Chinese state outlet blames US for ‘WannaCry’ ransomware

Chinese state outlet blames US for ‘WannaCry’ ransomware
© Getty Images

A Chinese state-run media outlet says that the United States is partially to blame for the “WannaCry” ransomware attack that is producing global shockwaves.

The editorial published in China Daily on Wednesday partly blames the National Security Agency (NSA) for the ransomware outbreak and accuses the U.S. of “hindering” international efforts to combat cyber crime.

The ransomware campaign has spread to at least 150 countries, crippling the British health system and Germany’s train stations. In China, over 29,000 institutions were said to have been affected, including universities and gas stations.

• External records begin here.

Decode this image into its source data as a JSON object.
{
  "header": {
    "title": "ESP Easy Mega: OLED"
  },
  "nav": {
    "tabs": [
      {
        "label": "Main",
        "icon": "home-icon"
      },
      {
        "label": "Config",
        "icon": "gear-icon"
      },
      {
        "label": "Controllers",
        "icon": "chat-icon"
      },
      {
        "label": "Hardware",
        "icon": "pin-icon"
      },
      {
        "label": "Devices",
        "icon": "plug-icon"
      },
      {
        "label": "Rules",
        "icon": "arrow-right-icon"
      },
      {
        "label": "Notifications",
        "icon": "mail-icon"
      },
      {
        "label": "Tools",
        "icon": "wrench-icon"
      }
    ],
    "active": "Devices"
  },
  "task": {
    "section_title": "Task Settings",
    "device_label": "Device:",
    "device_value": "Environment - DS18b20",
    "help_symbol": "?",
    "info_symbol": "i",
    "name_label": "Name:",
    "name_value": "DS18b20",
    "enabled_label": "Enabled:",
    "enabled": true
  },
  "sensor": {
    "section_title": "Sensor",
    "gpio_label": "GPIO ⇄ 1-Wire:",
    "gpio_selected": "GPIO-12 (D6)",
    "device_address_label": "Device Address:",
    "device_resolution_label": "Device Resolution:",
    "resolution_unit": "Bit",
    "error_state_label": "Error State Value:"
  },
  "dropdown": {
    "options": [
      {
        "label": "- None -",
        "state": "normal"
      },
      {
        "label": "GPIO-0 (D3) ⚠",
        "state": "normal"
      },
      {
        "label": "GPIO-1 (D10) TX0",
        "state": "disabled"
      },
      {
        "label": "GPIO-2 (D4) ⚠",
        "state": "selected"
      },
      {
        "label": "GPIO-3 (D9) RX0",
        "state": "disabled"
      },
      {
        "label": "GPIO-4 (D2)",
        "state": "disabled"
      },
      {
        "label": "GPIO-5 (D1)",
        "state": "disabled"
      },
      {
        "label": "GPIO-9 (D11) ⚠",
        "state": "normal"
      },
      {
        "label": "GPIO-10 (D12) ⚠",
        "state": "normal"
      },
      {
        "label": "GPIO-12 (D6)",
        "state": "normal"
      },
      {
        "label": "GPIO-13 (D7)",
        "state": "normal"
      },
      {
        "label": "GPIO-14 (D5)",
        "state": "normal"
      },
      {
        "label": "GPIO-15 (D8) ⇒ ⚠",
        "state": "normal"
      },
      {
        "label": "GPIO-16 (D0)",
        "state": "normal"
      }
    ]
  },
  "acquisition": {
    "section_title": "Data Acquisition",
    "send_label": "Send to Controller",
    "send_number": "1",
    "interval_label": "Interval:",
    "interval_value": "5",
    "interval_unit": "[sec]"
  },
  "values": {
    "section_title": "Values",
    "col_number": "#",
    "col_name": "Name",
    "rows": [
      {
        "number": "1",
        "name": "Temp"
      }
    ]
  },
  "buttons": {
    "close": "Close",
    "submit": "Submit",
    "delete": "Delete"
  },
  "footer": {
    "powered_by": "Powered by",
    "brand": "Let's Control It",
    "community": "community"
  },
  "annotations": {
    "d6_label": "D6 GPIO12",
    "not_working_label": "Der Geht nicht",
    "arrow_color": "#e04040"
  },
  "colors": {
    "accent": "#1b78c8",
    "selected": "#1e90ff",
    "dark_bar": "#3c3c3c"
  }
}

ADVERTISEMENT
The White House said Monday that the ransomware had infected roughly 300,000 machines globally, though the effects have been less severe in the United States than other countries.

The “WannaCry” code is widely believed to be based on an alleged NSA hacking tool leaked by hacking group Shadow Brokers earlier this year. The government has not publicly confirmed that the leaked tool was developed by the agency. The ransomware exploits a vulnerability in Microsoft Windows. 

“The US National Security Agency must shoulder some of the blame, because the computer virus is based on one of the hacking tools that the agency created for its own use, which ended up in the hands of cyber criminals,” the China Daily editorial says. 

“Concerted efforts to tackle cyber crimes have been hindered by the actions of the United States,” it reads.

The paper argues that the U.S. has “hypocritically” accused China of state-sponsored cyber espionage, referencing NSA spy programs like Prism, a surveillance program revealed by Edward Snowden’s disclosures in 2013. 

Chinese hackers were implicated in the massive Office of Personnel Management (OPM) data breach disclosed in 2015. After that breach, then-President Obama and President Xi Jinping agreed not to conduct or support cyber-enabled theft of each other’s intellectual property. 

Experts have observed that economic espionage by China has declined since the deal in September 2015. The agreement did not, however, place restrictions on espionage for political or military purposes.

China's state-run People's Daily likened the ransomware attack to the cyber terrorism portrayed in the movie "Die Hard 4," according to Reuters